::: Entries provided :::

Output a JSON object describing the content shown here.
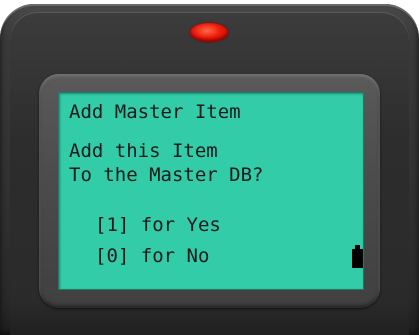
{
  "screen": {
    "title": "Add Master Item",
    "question_line1": "Add this Item",
    "question_line2": "To the Master DB?",
    "option_yes": "[1] for Yes",
    "option_no": "[0] for No"
  },
  "status": {
    "battery_icon": "battery-icon"
  },
  "colors": {
    "screen_background": "#33cca8",
    "indicator_led": "#ee1a0a",
    "device_body": "#303030",
    "text": "#1a1a1a"
  }
}
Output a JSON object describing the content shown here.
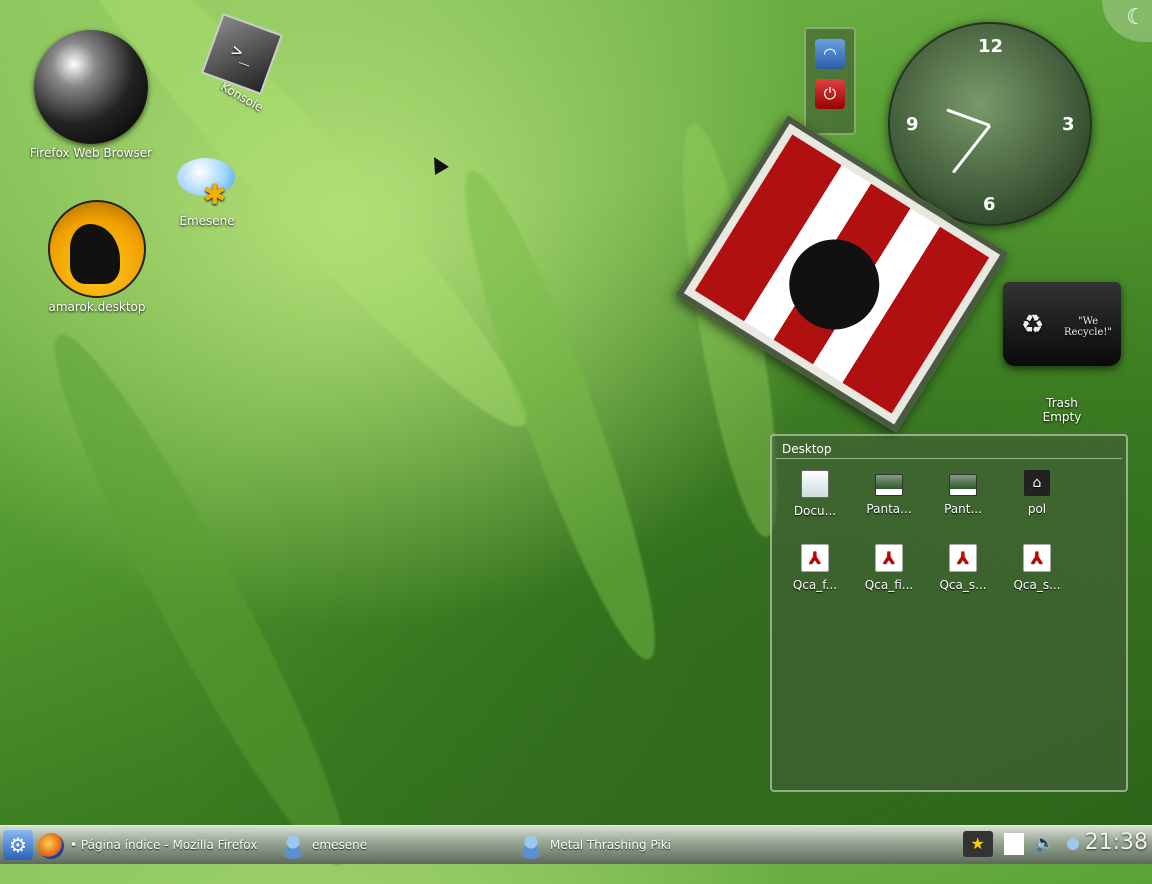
{
  "desktop": {
    "icons": [
      {
        "label": "Firefox Web Browser",
        "icon": "firefox-globe-icon"
      },
      {
        "label": "Konsole",
        "icon": "konsole-icon"
      },
      {
        "label": "Emesene",
        "icon": "emesene-icon"
      },
      {
        "label": "amarok.desktop",
        "icon": "amarok-wolf-icon"
      }
    ]
  },
  "clock_widget": {
    "n12": "12",
    "n3": "3",
    "n6": "6",
    "n9": "9"
  },
  "trash": {
    "label": "Trash",
    "status": "Empty",
    "slogan": "\"We Recycle!\""
  },
  "folderview": {
    "title": "Desktop",
    "items": [
      {
        "label": "Docu...",
        "icon": "document-icon"
      },
      {
        "label": "Panta...",
        "icon": "image-icon"
      },
      {
        "label": "Pant...",
        "icon": "image-icon"
      },
      {
        "label": "pol",
        "icon": "home-folder-icon"
      },
      {
        "label": "Qca_f...",
        "icon": "pdf-icon"
      },
      {
        "label": "Qca_fi...",
        "icon": "pdf-icon"
      },
      {
        "label": "Qca_s...",
        "icon": "pdf-icon"
      },
      {
        "label": "Qca_s...",
        "icon": "pdf-icon"
      }
    ]
  },
  "taskbar": {
    "tasks": [
      {
        "label": "• Página índice - Mozilla Firefox",
        "icon": "firefox-icon"
      },
      {
        "label": "emesene",
        "icon": "emesene-user-icon"
      },
      {
        "label": "Metal Thrashing Piki",
        "icon": "emesene-busy-user-icon"
      }
    ],
    "clock": "21:38"
  }
}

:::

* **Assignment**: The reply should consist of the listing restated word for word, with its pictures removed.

* **Response to this exercise**:
Output a JSON object describing the content shown here.
{
  "screen": {
    "title": "Add Master Item",
    "question_line1": "Add this Item",
    "question_line2": "To the Master DB?",
    "option_yes": "[1] for Yes",
    "option_no": "[0] for No"
  },
  "status": {
    "battery_icon": "battery-icon"
  },
  "colors": {
    "screen_background": "#33cca8",
    "indicator_led": "#ee1a0a",
    "device_body": "#303030",
    "text": "#1a1a1a"
  }
}
Output a JSON object describing the content shown here.
{
  "desktop": {
    "icons": [
      {
        "label": "Firefox Web Browser",
        "icon": "firefox-globe-icon"
      },
      {
        "label": "Konsole",
        "icon": "konsole-icon"
      },
      {
        "label": "Emesene",
        "icon": "emesene-icon"
      },
      {
        "label": "amarok.desktop",
        "icon": "amarok-wolf-icon"
      }
    ]
  },
  "clock_widget": {
    "n12": "12",
    "n3": "3",
    "n6": "6",
    "n9": "9"
  },
  "trash": {
    "label": "Trash",
    "status": "Empty",
    "slogan": "\"We Recycle!\""
  },
  "folderview": {
    "title": "Desktop",
    "items": [
      {
        "label": "Docu...",
        "icon": "document-icon"
      },
      {
        "label": "Panta...",
        "icon": "image-icon"
      },
      {
        "label": "Pant...",
        "icon": "image-icon"
      },
      {
        "label": "pol",
        "icon": "home-folder-icon"
      },
      {
        "label": "Qca_f...",
        "icon": "pdf-icon"
      },
      {
        "label": "Qca_fi...",
        "icon": "pdf-icon"
      },
      {
        "label": "Qca_s...",
        "icon": "pdf-icon"
      },
      {
        "label": "Qca_s...",
        "icon": "pdf-icon"
      }
    ]
  },
  "taskbar": {
    "tasks": [
      {
        "label": "• Página índice - Mozilla Firefox",
        "icon": "firefox-icon"
      },
      {
        "label": "emesene",
        "icon": "emesene-user-icon"
      },
      {
        "label": "Metal Thrashing Piki",
        "icon": "emesene-busy-user-icon"
      }
    ],
    "clock": "21:38"
  }
}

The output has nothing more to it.